### Required action
Would you please return the lines of the material that contain the word "arrow"?

### Record set
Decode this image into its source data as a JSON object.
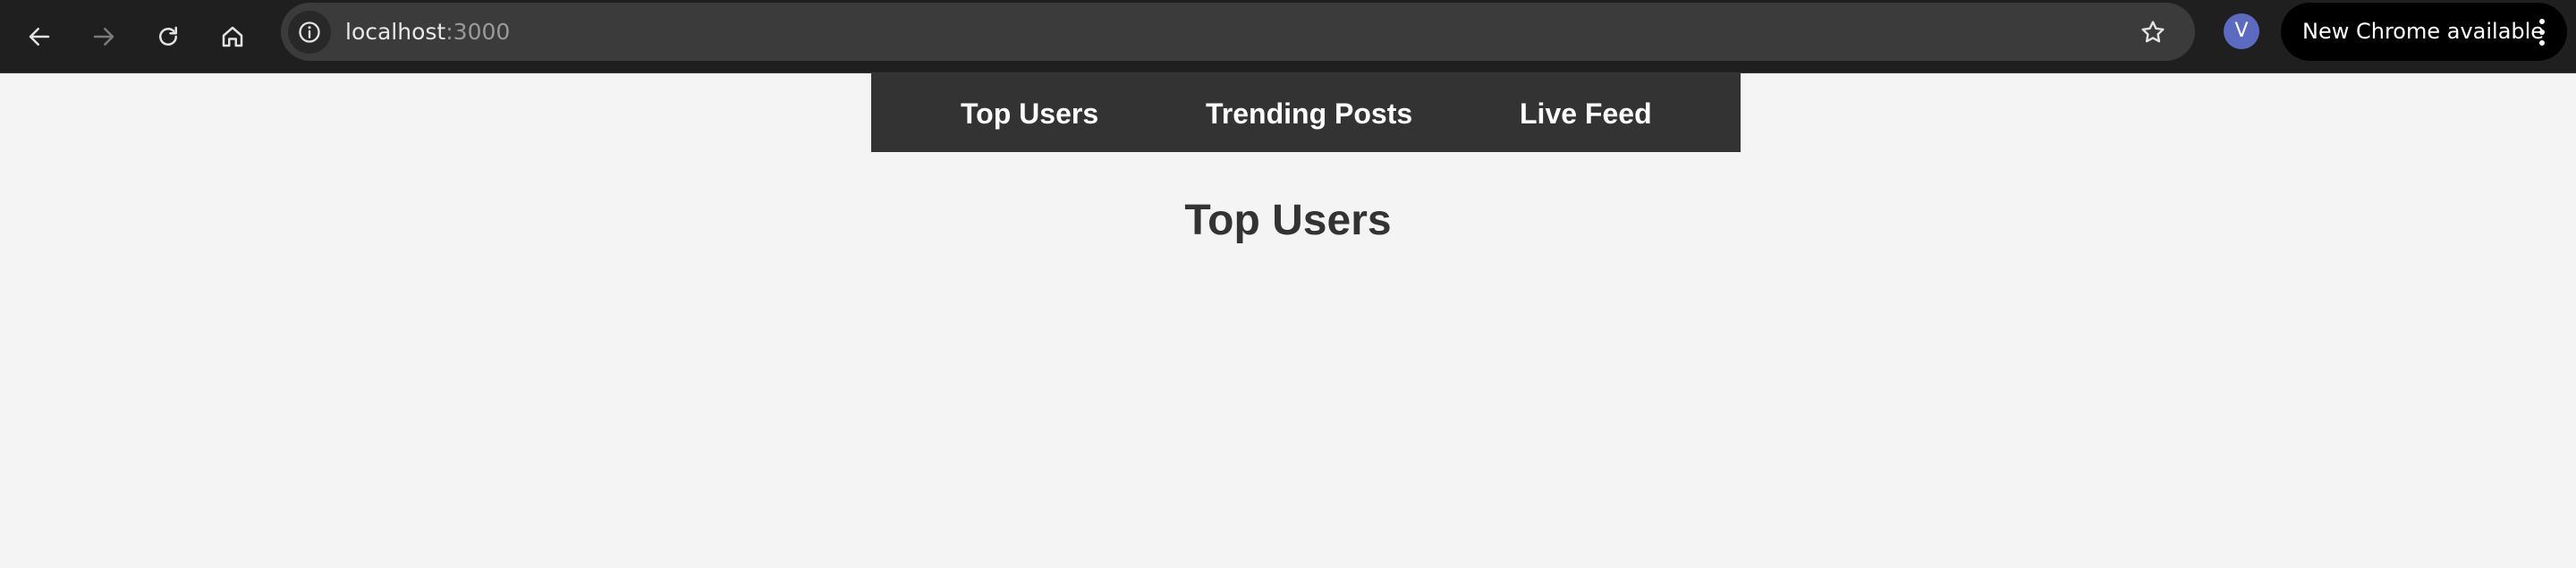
{
  "browser": {
    "url_host": "localhost",
    "url_port": ":3000",
    "profile_initial": "V",
    "update_label": "New Chrome available",
    "icons": {
      "back": "back-arrow-icon",
      "forward": "forward-arrow-icon",
      "reload": "reload-icon",
      "home": "home-icon",
      "site_info": "info-icon",
      "bookmark": "star-icon",
      "menu": "kebab-menu-icon"
    }
  },
  "nav": {
    "items": [
      {
        "label": "Top Users"
      },
      {
        "label": "Trending Posts"
      },
      {
        "label": "Live Feed"
      }
    ]
  },
  "main": {
    "title": "Top Users"
  },
  "colors": {
    "page_background": "#f4f4f4",
    "nav_background": "#333333",
    "nav_text": "#ffffff",
    "title_text": "#333333",
    "browser_bar": "#1f1f1f",
    "omnibox": "#3b3b3b",
    "avatar": "#5c6bc0"
  }
}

### Response
      "back": "back-arrow-icon",
      "forward": "forward-arrow-icon",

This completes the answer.